Effie Kats first founded Zachary The Label in 2013, which she operated for 5 years. After exiting Zachary, Effie launched her namesake label in 2018, which focuses on made-to-measure garments with a view to create perfectly tailored, sustainable pieces that last in your wardrobe for years to come. Effie also owns online and wholesale label, Bayse Brand.
We wanted to find out the ins and outs of Effie’s custom-made business model, the pros and cons of local and offshore production, and, becoming an influencer for her own brand.
Custom Made Model
Due to the COVID-19 restrictions, the Effie Kats custom-made model has undergone some slight changes. Prior to the pandemic, Effie was meeting face-to-face with clients in a half-hour time slot. Now, she’s decided to split clients per hour, which allows enough time for them to come in and out so that they feel comfortable. This also means Effie sees a more limited number of clients per day. She also works with two seamstresses, a tailor and a patternmaker on the custom-side of her business.
“The custom model is something that I have been really assessing for some time. I think initially it was a really great way to enter the market and having that flexibility to be able to create whatever I wanted, whenever I wanted, and work with stylists and celebrities. But in terms of profitability and feasibility, I’ve always known long-term that that’s not really something that I wanted to focus on.”
However, while Effie is still doing custom-made services, their primary focus has shifted to online retailing.
Local Production VS Offshore Production
While there’s a real push for Australian made in the industry, Effie says it can be a struggle to find local makers who have the capacity to service their needs.

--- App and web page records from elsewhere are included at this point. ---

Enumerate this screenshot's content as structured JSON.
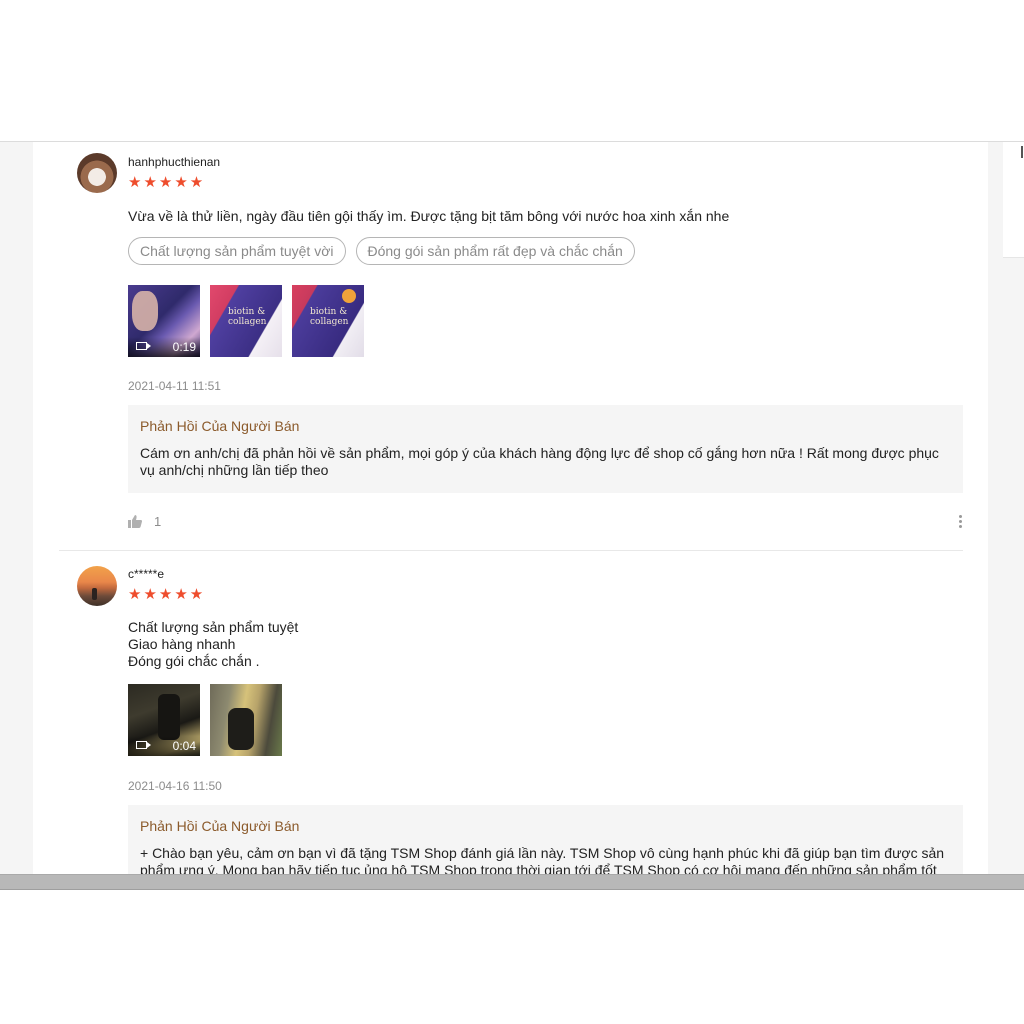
{
  "reviews": [
    {
      "username": "hanhphucthienan",
      "stars": "★★★★★",
      "comment": "Vừa về là thử liền, ngày đầu tiên gội thấy ìm. Được tặng bịt tăm bông với nước hoa xinh xắn nhe",
      "tags": [
        "Chất lượng sản phẩm tuyệt vời",
        "Đóng gói sản phẩm rất đẹp và chắc chắn"
      ],
      "video_duration": "0:19",
      "timestamp": "2021-04-11 11:51",
      "reply_title": "Phản Hồi Của Người Bán",
      "reply_body": "Cám ơn anh/chị đã phản hồi về sản phẩm, mọi góp ý của khách hàng động lực để shop cố gắng hơn nữa ! Rất mong được phục vụ anh/chị những lần tiếp theo",
      "likes": "1"
    },
    {
      "username": "c*****e",
      "stars": "★★★★★",
      "comment": "Chất lượng sản phẩm tuyệt\nGiao hàng nhanh\nĐóng gói chắc chắn .",
      "video_duration": "0:04",
      "timestamp": "2021-04-16 11:50",
      "reply_title": "Phản Hồi Của Người Bán",
      "reply_body": "+ Chào bạn yêu, cảm ơn bạn vì đã tặng TSM Shop đánh giá lần này. TSM Shop vô cùng hạnh phúc khi đã giúp bạn tìm được sản phẩm ưng ý. Mong bạn hãy tiếp tục ủng hộ TSM Shop trong thời gian tới để TSM Shop có cơ hội mang đến những sản phẩm tốt"
    }
  ],
  "colors": {
    "star": "#ee4d2d",
    "reply_title": "#8b5a2b"
  }
}
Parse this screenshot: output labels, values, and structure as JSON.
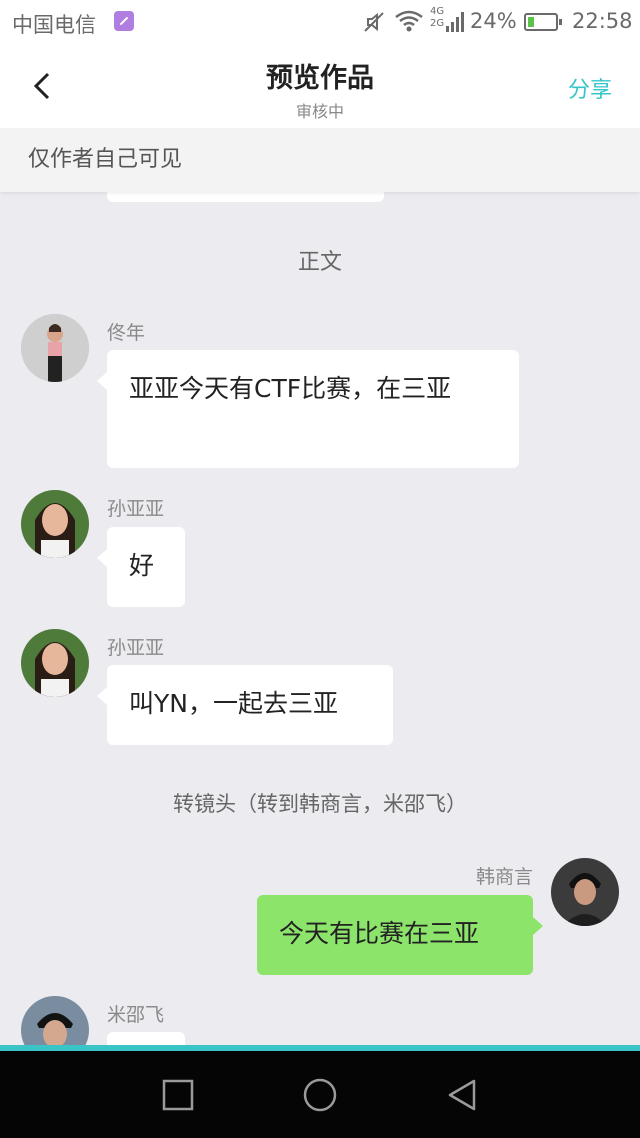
{
  "status_bar": {
    "carrier": "中国电信",
    "network_type_top": "4G",
    "network_type_bottom": "2G",
    "battery": "24%",
    "battery_level": 0.24,
    "time": "22:58",
    "icons": [
      "sim-icon",
      "mute-icon",
      "wifi-icon",
      "signal-icon",
      "battery-icon"
    ]
  },
  "header": {
    "title": "预览作品",
    "subtitle": "审核中",
    "share_label": "分享",
    "back_icon": "chevron-left-icon"
  },
  "banner": {
    "text": "仅作者自己可见"
  },
  "section_label": "正文",
  "messages": [
    {
      "sender": "佟年",
      "text": "亚亚今天有CTF比赛，在三亚",
      "side": "left"
    },
    {
      "sender": "孙亚亚",
      "text": "好",
      "side": "left"
    },
    {
      "sender": "孙亚亚",
      "text": "叫YN，一起去三亚",
      "side": "left"
    },
    {
      "sender": "韩商言",
      "text": "今天有比赛在三亚",
      "side": "right"
    },
    {
      "sender": "米邵飞",
      "text": "",
      "side": "left"
    }
  ],
  "narration": "转镜头（转到韩商言，米邵飞）",
  "colors": {
    "accent": "#36c5c8",
    "right_bubble": "#8ce46b",
    "background": "#ebebf0"
  },
  "navbar": {
    "icons": [
      "square-icon",
      "circle-icon",
      "triangle-back-icon"
    ]
  }
}
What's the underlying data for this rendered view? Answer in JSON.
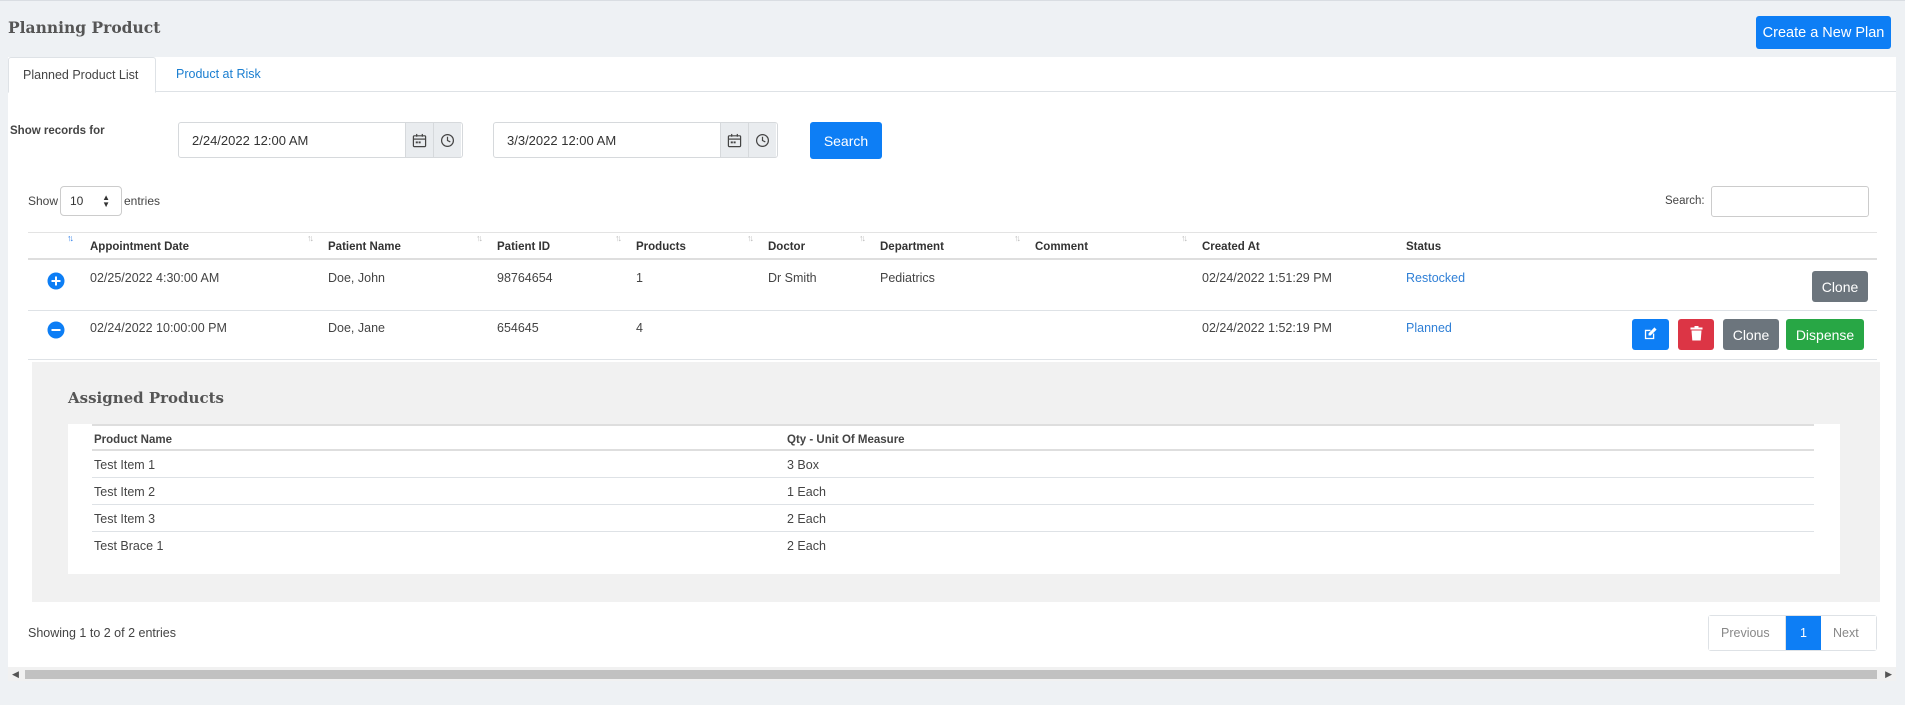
{
  "page": {
    "title": "Planning Product",
    "create_button": "Create a New Plan"
  },
  "tabs": [
    {
      "label": "Planned Product List",
      "active": true
    },
    {
      "label": "Product at Risk",
      "active": false
    }
  ],
  "filters": {
    "show_records_label": "Show records for",
    "start_date": "2/24/2022 12:00 AM",
    "end_date": "3/3/2022 12:00 AM",
    "search_button": "Search"
  },
  "table_controls": {
    "show_label": "Show",
    "page_length": "10",
    "entries_label": "entries",
    "search_label": "Search:",
    "search_value": ""
  },
  "table": {
    "columns": [
      "Appointment Date",
      "Patient Name",
      "Patient ID",
      "Products",
      "Doctor",
      "Department",
      "Comment",
      "Created At",
      "Status"
    ],
    "rows": [
      {
        "expanded": false,
        "appointment_date": "02/25/2022 4:30:00 AM",
        "patient_name": "Doe, John",
        "patient_id": "98764654",
        "products": "1",
        "doctor": "Dr Smith",
        "department": "Pediatrics",
        "comment": "",
        "created_at": "02/24/2022 1:51:29 PM",
        "status": "Restocked",
        "actions": [
          "Clone"
        ]
      },
      {
        "expanded": true,
        "appointment_date": "02/24/2022 10:00:00 PM",
        "patient_name": "Doe, Jane",
        "patient_id": "654645",
        "products": "4",
        "doctor": "",
        "department": "",
        "comment": "",
        "created_at": "02/24/2022 1:52:19 PM",
        "status": "Planned",
        "actions": [
          "Clone",
          "Dispense"
        ]
      }
    ]
  },
  "assigned_products": {
    "title": "Assigned Products",
    "columns": [
      "Product Name",
      "Qty - Unit Of Measure"
    ],
    "rows": [
      {
        "name": "Test Item 1",
        "qty": "3 Box"
      },
      {
        "name": "Test Item 2",
        "qty": "1 Each"
      },
      {
        "name": "Test Item 3",
        "qty": "2 Each"
      },
      {
        "name": "Test Brace 1",
        "qty": "2 Each"
      }
    ]
  },
  "footer": {
    "info": "Showing 1 to 2 of 2 entries",
    "previous": "Previous",
    "current_page": "1",
    "next": "Next"
  },
  "colors": {
    "primary": "#0d7ef5",
    "danger": "#dc3545",
    "success": "#28a745",
    "secondary": "#6c757d",
    "status_link": "#2f7fd6"
  }
}
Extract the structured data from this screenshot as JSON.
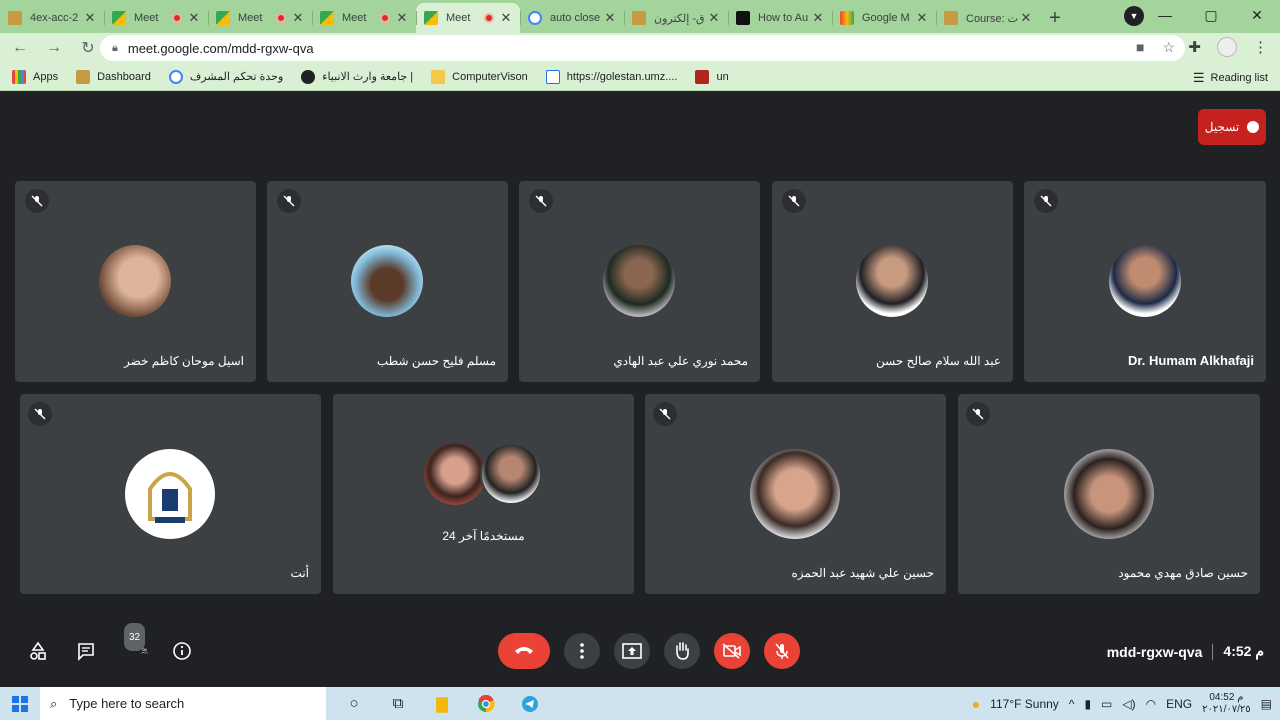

‘Internationally, the factory has a larger capacity for production. You’ve got one person sewing the seams and you got another person sewing on the zips. It’s a production line. The garments are very consistent. It’s a lot more challenging to find that level of consistency in Australia”.
However, Effie works with local makers who are incredible at certain categories, but who might not be great at others, so that’s where they shift their focus to international production companies.
When it comes to what we need here in Australia, Effie said “no one is going to university to be a machinist”, and that’s the reality. It’s a balancing act of wanting to support the economy and local businesses, but also wanting all of the bells and whistles that international production companies have.
So, how does Effie go with selling her lines?
The power of becoming an influencer for her own brand
Luckily for Effie, she has established an engaged online presence and after posting a piece, she can see how it’s going to track within a couple of hours.
Effie says that nothing beats that instantaneous reaction and the impact that influencers have can really make something sell out.
“Sophie Cachia is one of those. So as soon as Sophie wears something, that’s it. It flies off the shelves, but you don’t have that level of impact with everyone, because not everybody’s followers are as engaged.
So, I’m very lucky with that. I guess my reputation has kind of spread where it’s like, ‘okay, she wears what she makes’. They see it, they like it, they buy it.”
To listen to the full chat with Effie Kats, head to Fashion.Business.Mindset. The podcast is available now on Spotify, Apple Podcast, Deezer and Google Play!